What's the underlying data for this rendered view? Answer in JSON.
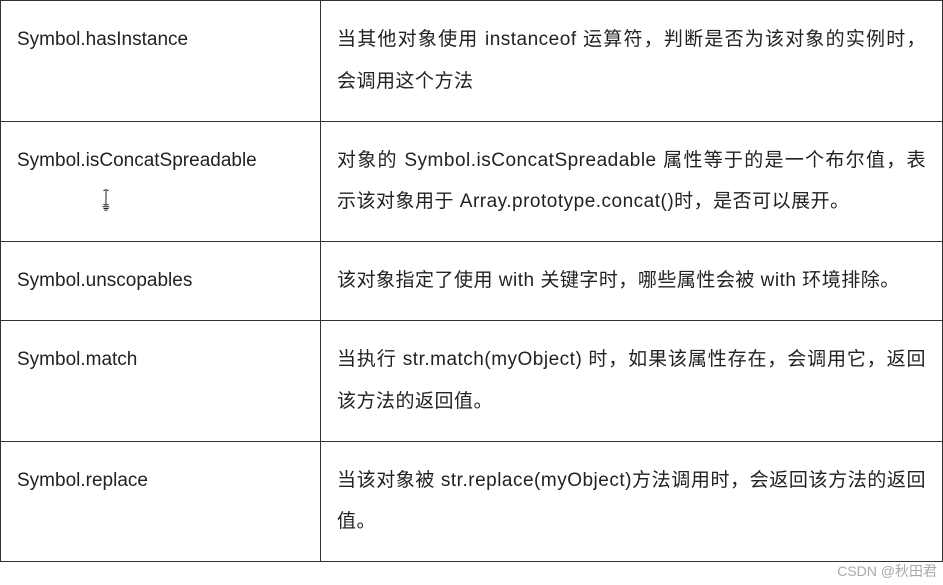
{
  "rows": [
    {
      "symbol": "Symbol.hasInstance",
      "description": "当其他对象使用 instanceof 运算符，判断是否为该对象的实例时，会调用这个方法"
    },
    {
      "symbol": "Symbol.isConcatSpreadable",
      "description": "对象的 Symbol.isConcatSpreadable 属性等于的是一个布尔值，表示该对象用于 Array.prototype.concat()时，是否可以展开。"
    },
    {
      "symbol": "Symbol.unscopables",
      "description": "该对象指定了使用 with 关键字时，哪些属性会被 with 环境排除。"
    },
    {
      "symbol": "Symbol.match",
      "description": "当执行 str.match(myObject) 时，如果该属性存在，会调用它，返回该方法的返回值。"
    },
    {
      "symbol": "Symbol.replace",
      "description": "当该对象被 str.replace(myObject)方法调用时，会返回该方法的返回值。"
    }
  ],
  "watermark": "CSDN @秋田君"
}
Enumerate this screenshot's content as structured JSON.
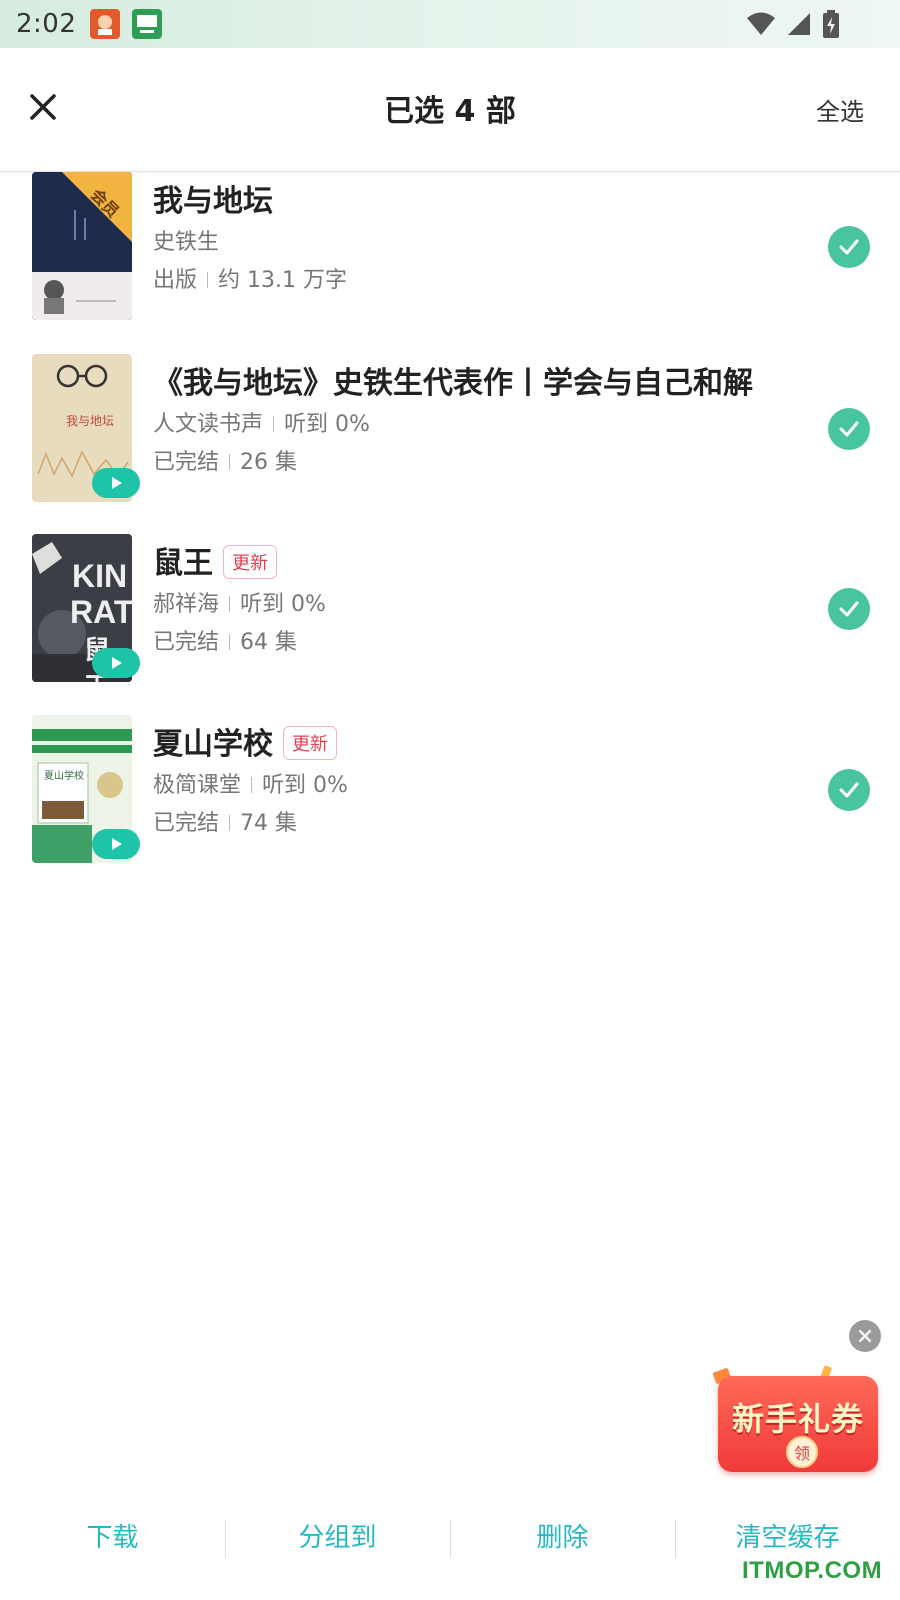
{
  "status_bar": {
    "time": "2:02"
  },
  "header": {
    "title": "已选 4 部",
    "select_all": "全选"
  },
  "items": [
    {
      "title": "我与地坛",
      "badge": "会员",
      "author": "史铁生",
      "info_a": "出版",
      "info_b": "约 13.1 万字",
      "selected": true
    },
    {
      "title": "《我与地坛》史铁生代表作丨学会与自己和解",
      "author": "人文读书声",
      "progress": "听到 0%",
      "status": "已完结",
      "episodes": "26 集",
      "cover_text": "我与地坛",
      "selected": true
    },
    {
      "title": "鼠王",
      "tag": "更新",
      "author": "郝祥海",
      "progress": "听到 0%",
      "status": "已完结",
      "episodes": "64 集",
      "cover_text_a": "KIN",
      "cover_text_b": "RAT",
      "cover_text_c": "鼠王",
      "selected": true
    },
    {
      "title": "夏山学校",
      "tag": "更新",
      "author": "极简课堂",
      "progress": "听到 0%",
      "status": "已完结",
      "episodes": "74 集",
      "cover_text": "夏山学校",
      "selected": true
    }
  ],
  "promo": {
    "text": "新手礼券",
    "claim": "领"
  },
  "bottom_bar": {
    "download": "下载",
    "group": "分组到",
    "delete": "删除",
    "clear_cache": "清空缓存"
  },
  "watermark": "ITMOP.COM",
  "colors": {
    "accent": "#25b9c4",
    "check": "#48c5a0",
    "tag": "#e0404f",
    "play": "#1fc4a8"
  }
}
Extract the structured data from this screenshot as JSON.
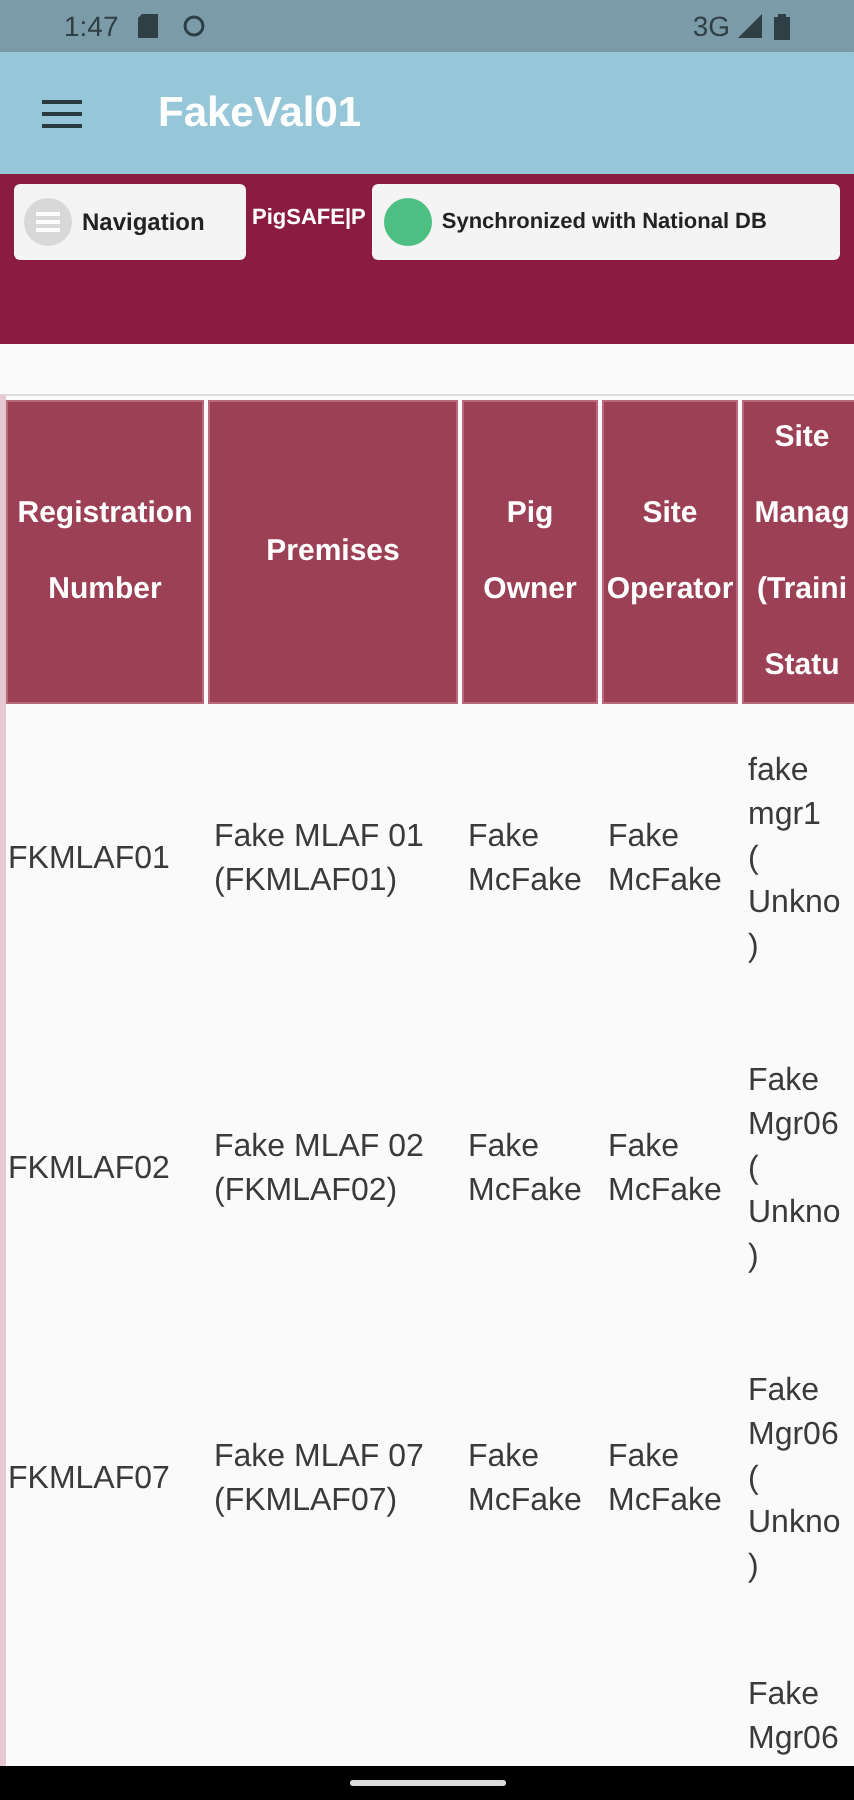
{
  "status_bar": {
    "time": "1:47",
    "network": "3G"
  },
  "app_bar": {
    "title": "FakeVal01"
  },
  "toolbar": {
    "navigation_button": "Navigation",
    "brand": "PigSAFE|P",
    "sync_status": {
      "label": "Synchronized with National DB",
      "color": "#4dbf82"
    }
  },
  "table": {
    "columns": [
      [
        "Registration",
        "Number"
      ],
      [
        "Premises"
      ],
      [
        "Pig",
        "Owner"
      ],
      [
        "Site",
        "Operator"
      ],
      [
        "Site",
        "Manag",
        "(Traini",
        "Statu"
      ]
    ],
    "rows": [
      {
        "registration": "FKMLAF01",
        "premises": [
          "Fake MLAF 01",
          "(FKMLAF01)"
        ],
        "owner": [
          "Fake",
          "McFake"
        ],
        "operator": [
          "Fake",
          "McFake"
        ],
        "manager": [
          "fake",
          "mgr1",
          "(",
          "Unkno",
          ")"
        ]
      },
      {
        "registration": "FKMLAF02",
        "premises": [
          "Fake MLAF 02",
          "(FKMLAF02)"
        ],
        "owner": [
          "Fake",
          "McFake"
        ],
        "operator": [
          "Fake",
          "McFake"
        ],
        "manager": [
          "Fake",
          "Mgr06",
          "(",
          "Unkno",
          ")"
        ]
      },
      {
        "registration": "FKMLAF07",
        "premises": [
          "Fake MLAF 07",
          "(FKMLAF07)"
        ],
        "owner": [
          "Fake",
          "McFake"
        ],
        "operator": [
          "Fake",
          "McFake"
        ],
        "manager": [
          "Fake",
          "Mgr06",
          "(",
          "Unkno",
          ")"
        ]
      },
      {
        "manager": [
          "Fake",
          "Mgr06"
        ]
      }
    ]
  }
}
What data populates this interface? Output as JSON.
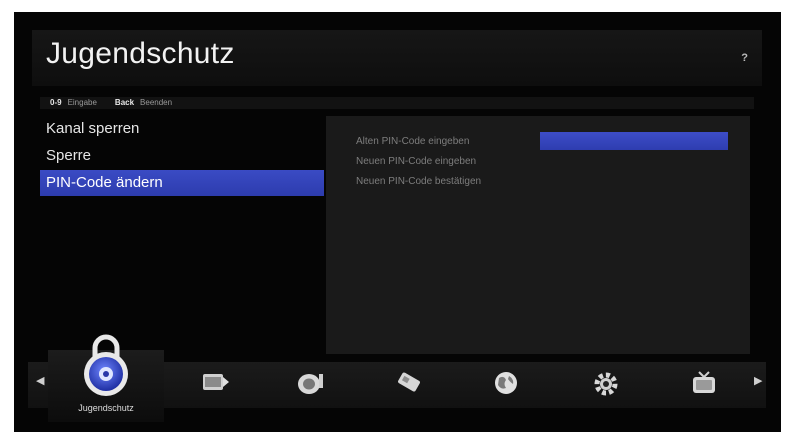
{
  "header": {
    "title": "Jugendschutz",
    "help_label": "?"
  },
  "keyhints": [
    {
      "key": "0-9",
      "label": "Eingabe"
    },
    {
      "key": "Back",
      "label": "Beenden"
    }
  ],
  "menu": {
    "items": [
      {
        "label": "Kanal sperren",
        "selected": false
      },
      {
        "label": "Sperre",
        "selected": false
      },
      {
        "label": "PIN-Code ändern",
        "selected": true
      }
    ]
  },
  "pin_panel": {
    "fields": [
      {
        "label": "Alten PIN-Code eingeben",
        "value": ""
      },
      {
        "label": "Neuen PIN-Code eingeben",
        "value": ""
      },
      {
        "label": "Neuen PIN-Code bestätigen",
        "value": ""
      }
    ]
  },
  "category_bar": {
    "active_label": "Jugendschutz",
    "icons": [
      "lock-icon",
      "media-folder-icon",
      "satellite-dish-icon",
      "card-icon",
      "globe-icon",
      "gear-icon",
      "tv-icon"
    ]
  },
  "colors": {
    "accent": "#2f3fb3",
    "background": "#050505",
    "panel": "#1a1a1a"
  }
}
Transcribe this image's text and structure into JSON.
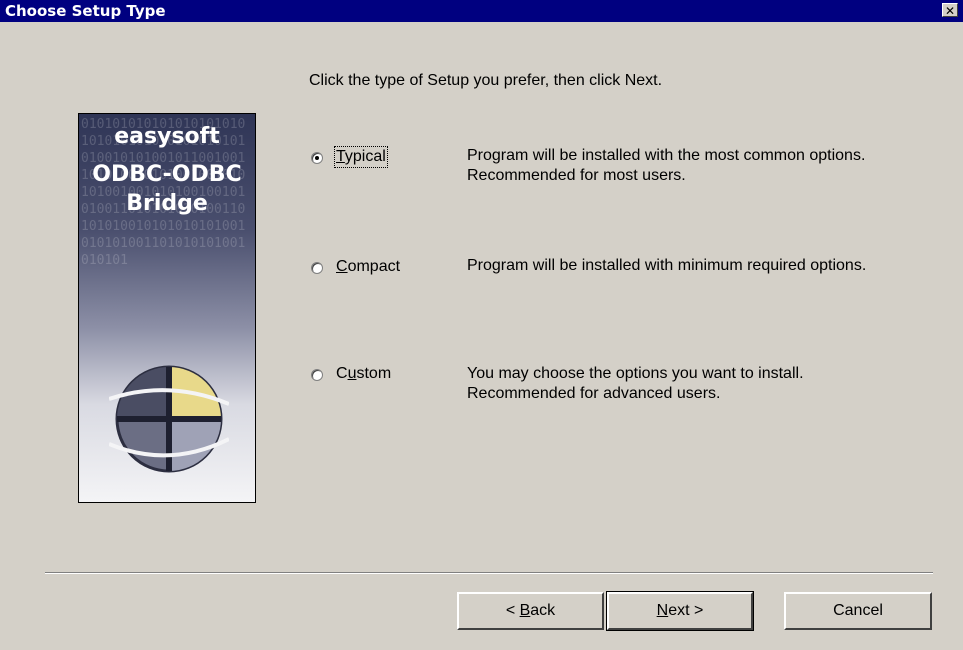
{
  "window": {
    "title": "Choose Setup Type",
    "close_glyph": "✕"
  },
  "instruction": "Click the type of Setup you prefer, then click Next.",
  "banner": {
    "line1": "easysoft",
    "line2": "ODBC-ODBC",
    "line3": "Bridge",
    "binary": "010101010101010101010101010101010101010101010010101001011001001101010010101001001010101001001010100100101010011010101010100110101010010101010101001010101001101010101001010101"
  },
  "options": [
    {
      "accel": "T",
      "rest": "ypical",
      "selected": true,
      "description": "Program will be installed with the most common options.  Recommended for most users."
    },
    {
      "accel": "C",
      "rest": "ompact",
      "selected": false,
      "description": "Program will be installed with minimum required options."
    },
    {
      "pre": "C",
      "accel": "u",
      "rest": "stom",
      "selected": false,
      "description": "You may choose the options you want to install. Recommended for advanced users."
    }
  ],
  "buttons": {
    "back": {
      "prefix": "< ",
      "accel": "B",
      "rest": "ack"
    },
    "next": {
      "accel": "N",
      "rest": "ext",
      "suffix": " >"
    },
    "cancel": "Cancel"
  }
}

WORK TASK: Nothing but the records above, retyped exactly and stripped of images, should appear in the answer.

RESPONSE BELOW:
What's the underlying data for this rendered view? Answer in JSON.
{
  "rows": [
    {
      "symbol": "Symbol.hasInstance",
      "description": "当其他对象使用 instanceof 运算符，判断是否为该对象的实例时，会调用这个方法"
    },
    {
      "symbol": "Symbol.isConcatSpreadable",
      "description": "对象的 Symbol.isConcatSpreadable 属性等于的是一个布尔值，表示该对象用于 Array.prototype.concat()时，是否可以展开。"
    },
    {
      "symbol": "Symbol.unscopables",
      "description": "该对象指定了使用 with 关键字时，哪些属性会被 with 环境排除。"
    },
    {
      "symbol": "Symbol.match",
      "description": "当执行 str.match(myObject) 时，如果该属性存在，会调用它，返回该方法的返回值。"
    },
    {
      "symbol": "Symbol.replace",
      "description": "当该对象被 str.replace(myObject)方法调用时，会返回该方法的返回值。"
    }
  ],
  "watermark": "CSDN @秋田君"
}
Enumerate this screenshot's content as structured JSON.
{
  "status_bar": {
    "time": "2:02"
  },
  "header": {
    "title": "已选 4 部",
    "select_all": "全选"
  },
  "items": [
    {
      "title": "我与地坛",
      "badge": "会员",
      "author": "史铁生",
      "info_a": "出版",
      "info_b": "约 13.1 万字",
      "selected": true
    },
    {
      "title": "《我与地坛》史铁生代表作丨学会与自己和解",
      "author": "人文读书声",
      "progress": "听到 0%",
      "status": "已完结",
      "episodes": "26 集",
      "cover_text": "我与地坛",
      "selected": true
    },
    {
      "title": "鼠王",
      "tag": "更新",
      "author": "郝祥海",
      "progress": "听到 0%",
      "status": "已完结",
      "episodes": "64 集",
      "cover_text_a": "KIN",
      "cover_text_b": "RAT",
      "cover_text_c": "鼠王",
      "selected": true
    },
    {
      "title": "夏山学校",
      "tag": "更新",
      "author": "极简课堂",
      "progress": "听到 0%",
      "status": "已完结",
      "episodes": "74 集",
      "cover_text": "夏山学校",
      "selected": true
    }
  ],
  "promo": {
    "text": "新手礼券",
    "claim": "领"
  },
  "bottom_bar": {
    "download": "下载",
    "group": "分组到",
    "delete": "删除",
    "clear_cache": "清空缓存"
  },
  "watermark": "ITMOP.COM",
  "colors": {
    "accent": "#25b9c4",
    "check": "#48c5a0",
    "tag": "#e0404f",
    "play": "#1fc4a8"
  }
}
Extract the structured data from this screenshot as JSON.
{
  "status_bar": {
    "time": "1:47",
    "network": "3G"
  },
  "app_bar": {
    "title": "FakeVal01"
  },
  "toolbar": {
    "navigation_button": "Navigation",
    "brand": "PigSAFE|P",
    "sync_status": {
      "label": "Synchronized with National DB",
      "color": "#4dbf82"
    }
  },
  "table": {
    "columns": [
      [
        "Registration",
        "Number"
      ],
      [
        "Premises"
      ],
      [
        "Pig",
        "Owner"
      ],
      [
        "Site",
        "Operator"
      ],
      [
        "Site",
        "Manag",
        "(Traini",
        "Statu"
      ]
    ],
    "rows": [
      {
        "registration": "FKMLAF01",
        "premises": [
          "Fake MLAF 01",
          "(FKMLAF01)"
        ],
        "owner": [
          "Fake",
          "McFake"
        ],
        "operator": [
          "Fake",
          "McFake"
        ],
        "manager": [
          "fake",
          "mgr1",
          "(",
          "Unkno",
          ")"
        ]
      },
      {
        "registration": "FKMLAF02",
        "premises": [
          "Fake MLAF 02",
          "(FKMLAF02)"
        ],
        "owner": [
          "Fake",
          "McFake"
        ],
        "operator": [
          "Fake",
          "McFake"
        ],
        "manager": [
          "Fake",
          "Mgr06",
          "(",
          "Unkno",
          ")"
        ]
      },
      {
        "registration": "FKMLAF07",
        "premises": [
          "Fake MLAF 07",
          "(FKMLAF07)"
        ],
        "owner": [
          "Fake",
          "McFake"
        ],
        "operator": [
          "Fake",
          "McFake"
        ],
        "manager": [
          "Fake",
          "Mgr06",
          "(",
          "Unkno",
          ")"
        ]
      },
      {
        "manager": [
          "Fake",
          "Mgr06"
        ]
      }
    ]
  }
}
What data populates this interface? Output as JSON.
{
  "header": {
    "title": "Jugendschutz",
    "help_label": "?"
  },
  "keyhints": [
    {
      "key": "0-9",
      "label": "Eingabe"
    },
    {
      "key": "Back",
      "label": "Beenden"
    }
  ],
  "menu": {
    "items": [
      {
        "label": "Kanal sperren",
        "selected": false
      },
      {
        "label": "Sperre",
        "selected": false
      },
      {
        "label": "PIN-Code ändern",
        "selected": true
      }
    ]
  },
  "pin_panel": {
    "fields": [
      {
        "label": "Alten PIN-Code eingeben",
        "value": ""
      },
      {
        "label": "Neuen PIN-Code eingeben",
        "value": ""
      },
      {
        "label": "Neuen PIN-Code bestätigen",
        "value": ""
      }
    ]
  },
  "category_bar": {
    "active_label": "Jugendschutz",
    "icons": [
      "lock-icon",
      "media-folder-icon",
      "satellite-dish-icon",
      "card-icon",
      "globe-icon",
      "gear-icon",
      "tv-icon"
    ]
  },
  "colors": {
    "accent": "#2f3fb3",
    "background": "#050505",
    "panel": "#1a1a1a"
  }
}
Transcribe this image's text and structure into JSON.
{
  "window": {
    "title": "Choose Setup Type",
    "close_glyph": "✕"
  },
  "instruction": "Click the type of Setup you prefer, then click Next.",
  "banner": {
    "line1": "easysoft",
    "line2": "ODBC-ODBC",
    "line3": "Bridge",
    "binary": "010101010101010101010101010101010101010101010010101001011001001101010010101001001010101001001010100100101010011010101010100110101010010101010101001010101001101010101001010101"
  },
  "options": [
    {
      "accel": "T",
      "rest": "ypical",
      "selected": true,
      "description": "Program will be installed with the most common options.  Recommended for most users."
    },
    {
      "accel": "C",
      "rest": "ompact",
      "selected": false,
      "description": "Program will be installed with minimum required options."
    },
    {
      "pre": "C",
      "accel": "u",
      "rest": "stom",
      "selected": false,
      "description": "You may choose the options you want to install. Recommended for advanced users."
    }
  ],
  "buttons": {
    "back": {
      "prefix": "< ",
      "accel": "B",
      "rest": "ack"
    },
    "next": {
      "accel": "N",
      "rest": "ext",
      "suffix": " >"
    },
    "cancel": "Cancel"
  }
}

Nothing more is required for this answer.